Barrios said, however, that she commended the grand jury publicly for the work.

“It isn’t an easy job, but I see it more as a volunteer organization,” she said. “And I hope that someday, if I’m not a supervisor, I can serve at that level. It’s an important part of the community.”

Marden countered that the board’s decision is already affecting the grand jury and volunteers are apparently hard to come by.

“What has happened this year is they could not get enough people who were interested in serving on the grand jury,” he said. “Judge Tobias had to subpoena prospective members. He told them at their interview everybody has a job, everybody has personal things at home, none of those are excuses to get off the grand jury.”
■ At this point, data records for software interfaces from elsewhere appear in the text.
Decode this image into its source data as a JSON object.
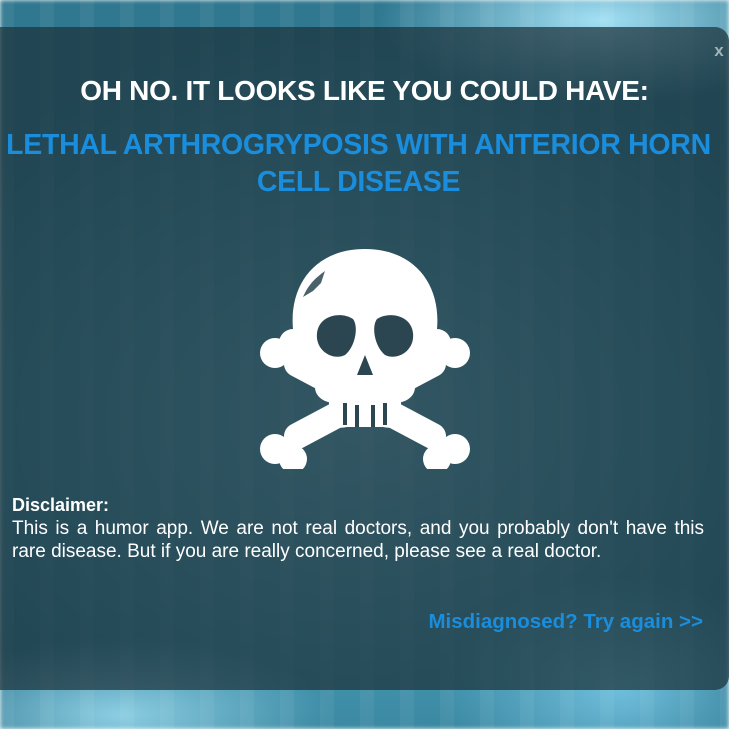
{
  "modal": {
    "close_label": "x",
    "headline": "OH NO. IT LOOKS LIKE YOU COULD HAVE:",
    "disease_name": "LETHAL ARTHROGRYPOSIS WITH ANTERIOR HORN CELL DISEASE",
    "illustration_icon": "skull-and-crossbones-icon",
    "disclaimer_title": "Disclaimer:",
    "disclaimer_text": "This is a humor app. We are not real doctors, and you probably don't have this rare disease. But if you are really concerned, please see a real doctor.",
    "retry_label": "Misdiagnosed? Try again >>"
  },
  "colors": {
    "accent": "#1a8ddc",
    "headline": "#ffffff",
    "overlay": "#1c323a"
  }
}
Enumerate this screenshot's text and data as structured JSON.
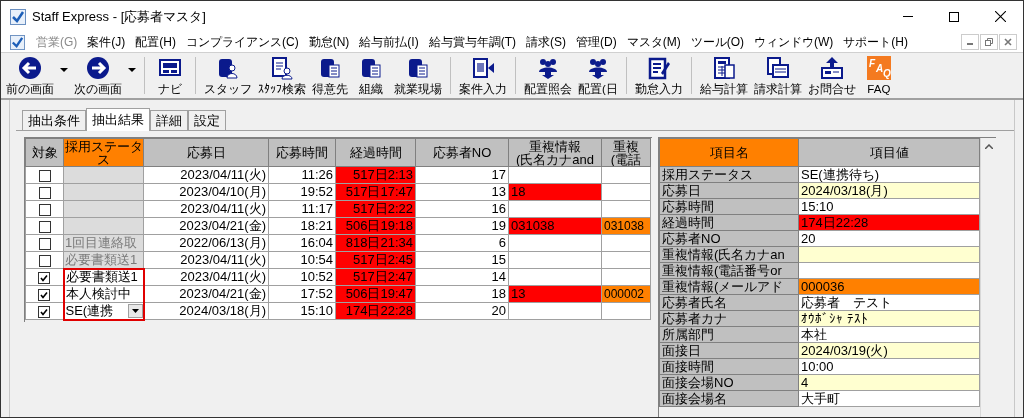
{
  "window": {
    "title": "Staff Express - [応募者マスタ]"
  },
  "menu": [
    {
      "label": "営業(G)",
      "disabled": true
    },
    {
      "label": "案件(J)",
      "disabled": false
    },
    {
      "label": "配置(H)",
      "disabled": false
    },
    {
      "label": "コンプライアンス(C)",
      "disabled": false
    },
    {
      "label": "勤怠(N)",
      "disabled": false
    },
    {
      "label": "給与前払(I)",
      "disabled": false
    },
    {
      "label": "給与賞与年調(T)",
      "disabled": false
    },
    {
      "label": "請求(S)",
      "disabled": false
    },
    {
      "label": "管理(D)",
      "disabled": false
    },
    {
      "label": "マスタ(M)",
      "disabled": false
    },
    {
      "label": "ツール(O)",
      "disabled": false
    },
    {
      "label": "ウィンドウ(W)",
      "disabled": false
    },
    {
      "label": "サポート(H)",
      "disabled": false
    }
  ],
  "toolbar": [
    {
      "label": "前の画面",
      "kind": "back",
      "dropdown": true,
      "group_end": false
    },
    {
      "label": "次の画面",
      "kind": "forward",
      "dropdown": true,
      "group_end": true
    },
    {
      "label": "ナビ",
      "kind": "navi",
      "dropdown": false,
      "group_end": true
    },
    {
      "label": "スタッフ",
      "kind": "person",
      "dropdown": false,
      "group_end": false
    },
    {
      "label": "ｽﾀｯﾌ検索",
      "kind": "document",
      "dropdown": false,
      "group_end": false
    },
    {
      "label": "得意先",
      "kind": "building",
      "dropdown": false,
      "group_end": false
    },
    {
      "label": "組織",
      "kind": "building",
      "dropdown": false,
      "group_end": false
    },
    {
      "label": "就業現場",
      "kind": "building",
      "dropdown": false,
      "group_end": true
    },
    {
      "label": "案件入力",
      "kind": "import",
      "dropdown": false,
      "group_end": true
    },
    {
      "label": "配置照会",
      "kind": "people",
      "dropdown": false,
      "group_end": false
    },
    {
      "label": "配置(日",
      "kind": "people",
      "dropdown": false,
      "group_end": true
    },
    {
      "label": "勤怠入力",
      "kind": "edit",
      "dropdown": false,
      "group_end": true
    },
    {
      "label": "給与計算",
      "kind": "calculator",
      "dropdown": false,
      "group_end": false
    },
    {
      "label": "請求計算",
      "kind": "invoice",
      "dropdown": false,
      "group_end": false
    },
    {
      "label": "お問合せ",
      "kind": "inbox",
      "dropdown": false,
      "group_end": false
    },
    {
      "label": "FAQ",
      "kind": "faq",
      "icon_letters": "FAQ",
      "dropdown": false,
      "group_end": false
    }
  ],
  "tabs": [
    {
      "label": "抽出条件",
      "selected": false
    },
    {
      "label": "抽出結果",
      "selected": true
    },
    {
      "label": "詳細",
      "selected": false
    },
    {
      "label": "設定",
      "selected": false
    }
  ],
  "grid": {
    "columns": [
      "対象",
      "採用ステータス",
      "応募日",
      "応募時間",
      "経過時間",
      "応募者NO",
      "重複情報\n(氏名カナand",
      "重複\n(電話"
    ],
    "rows": [
      {
        "checked": false,
        "disabled": true,
        "dropdown": false,
        "date": "2023/04/11(火)",
        "time": "11:26",
        "elapsed": "517日2:13",
        "no": "17",
        "highlighted": false
      },
      {
        "checked": false,
        "disabled": true,
        "dropdown": false,
        "date": "2023/04/10(月)",
        "time": "19:52",
        "elapsed": "517日17:47",
        "no": "13",
        "dup_name": "18",
        "highlighted": false
      },
      {
        "checked": false,
        "disabled": true,
        "dropdown": false,
        "date": "2023/04/11(火)",
        "time": "11:17",
        "elapsed": "517日2:22",
        "no": "16",
        "highlighted": false
      },
      {
        "checked": false,
        "disabled": true,
        "dropdown": false,
        "date": "2023/04/21(金)",
        "time": "18:21",
        "elapsed": "506日19:18",
        "no": "19",
        "dup_name": "031038",
        "dup_phone": "031038",
        "highlighted": false
      },
      {
        "checked": false,
        "status": "1回目連絡取",
        "disabled": true,
        "dropdown": false,
        "date": "2022/06/13(月)",
        "time": "16:04",
        "elapsed": "818日21:34",
        "no": "6",
        "highlighted": false
      },
      {
        "checked": false,
        "status": "必要書類送1",
        "disabled": true,
        "dropdown": false,
        "date": "2023/04/11(火)",
        "time": "10:54",
        "elapsed": "517日2:45",
        "no": "15",
        "highlighted": false
      },
      {
        "checked": true,
        "status": "必要書類送1",
        "disabled": false,
        "dropdown": false,
        "date": "2023/04/11(火)",
        "time": "10:52",
        "elapsed": "517日2:47",
        "no": "14",
        "highlighted": true
      },
      {
        "checked": true,
        "status": "本人検討中",
        "disabled": false,
        "dropdown": false,
        "date": "2023/04/21(金)",
        "time": "17:52",
        "elapsed": "506日19:47",
        "no": "18",
        "dup_name": "13",
        "dup_phone": "000002",
        "highlighted": true
      },
      {
        "checked": true,
        "status": "SE(連携",
        "disabled": false,
        "dropdown": true,
        "date": "2024/03/18(月)",
        "time": "15:10",
        "elapsed": "174日22:28",
        "no": "20",
        "highlighted": true
      }
    ]
  },
  "detail": {
    "columns": [
      "項目名",
      "項目値"
    ],
    "rows": [
      {
        "name": "採用ステータス",
        "value": "SE(連携待ち)",
        "color": "#ffffff"
      },
      {
        "name": "応募日",
        "value": "2024/03/18(月)",
        "color": "#ffffd0"
      },
      {
        "name": "応募時間",
        "value": "15:10",
        "color": "#ffffff"
      },
      {
        "name": "経過時間",
        "value": "174日22:28",
        "color": "#ff0000"
      },
      {
        "name": "応募者NO",
        "value": "20",
        "color": "#ffffff"
      },
      {
        "name": "重複情報(氏名カナan",
        "color": "#ffffd0"
      },
      {
        "name": "重複情報(電話番号or",
        "color": "#ffffff"
      },
      {
        "name": "重複情報(メールアド",
        "value": "000036",
        "color": "#ff8000"
      },
      {
        "name": "応募者氏名",
        "value": "応募者　テスト",
        "color": "#ffffff"
      },
      {
        "name": "応募者カナ",
        "value": "ｵｳﾎﾞｼｬ ﾃｽﾄ",
        "color": "#ffffd0"
      },
      {
        "name": "所属部門",
        "value": "本社",
        "color": "#ffffff"
      },
      {
        "name": "面接日",
        "value": "2024/03/19(火)",
        "color": "#ffffd0"
      },
      {
        "name": "面接時間",
        "value": "10:00",
        "color": "#ffffff"
      },
      {
        "name": "面接会場NO",
        "value": "4",
        "color": "#ffffd0"
      },
      {
        "name": "面接会場名",
        "value": "大手町",
        "color": "#ffffff"
      }
    ]
  }
}
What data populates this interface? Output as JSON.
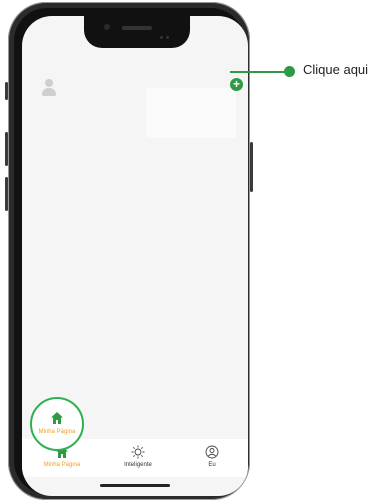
{
  "callout": {
    "text": "Clique aqui"
  },
  "tabs": [
    {
      "label": "Minha Página",
      "icon": "home-icon",
      "active": true
    },
    {
      "label": "Inteligente",
      "icon": "sun-icon"
    },
    {
      "label": "Eu",
      "icon": "user-circle-icon"
    }
  ],
  "colors": {
    "accent": "#2e9a45",
    "active_tab": "#f0a020",
    "highlight": "#2eb050"
  }
}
John Chadwell

John Chadwell is a BenitoLink reporter and an author. He has many years experience as a freelance photojournalist, copywriter, ghostwriter, scriptwriter and novelist. He is a former U.S. Navy Combat Photojournalist and is an award-winning writer who has worked for magazine, newspapers, radio and television. He has a BA in Journalism and Mass Communications from Chapman University and underwent graduate studies at USC Cinema School. John has worked as a script doctor and his own script, God's Club, was released as a motion picture in 2016. He has also written eight novels, ranging from science fiction to true crime that are sold on Amazon. To contact John Chadwell, send an email to: johnchadwell@benitolink.com.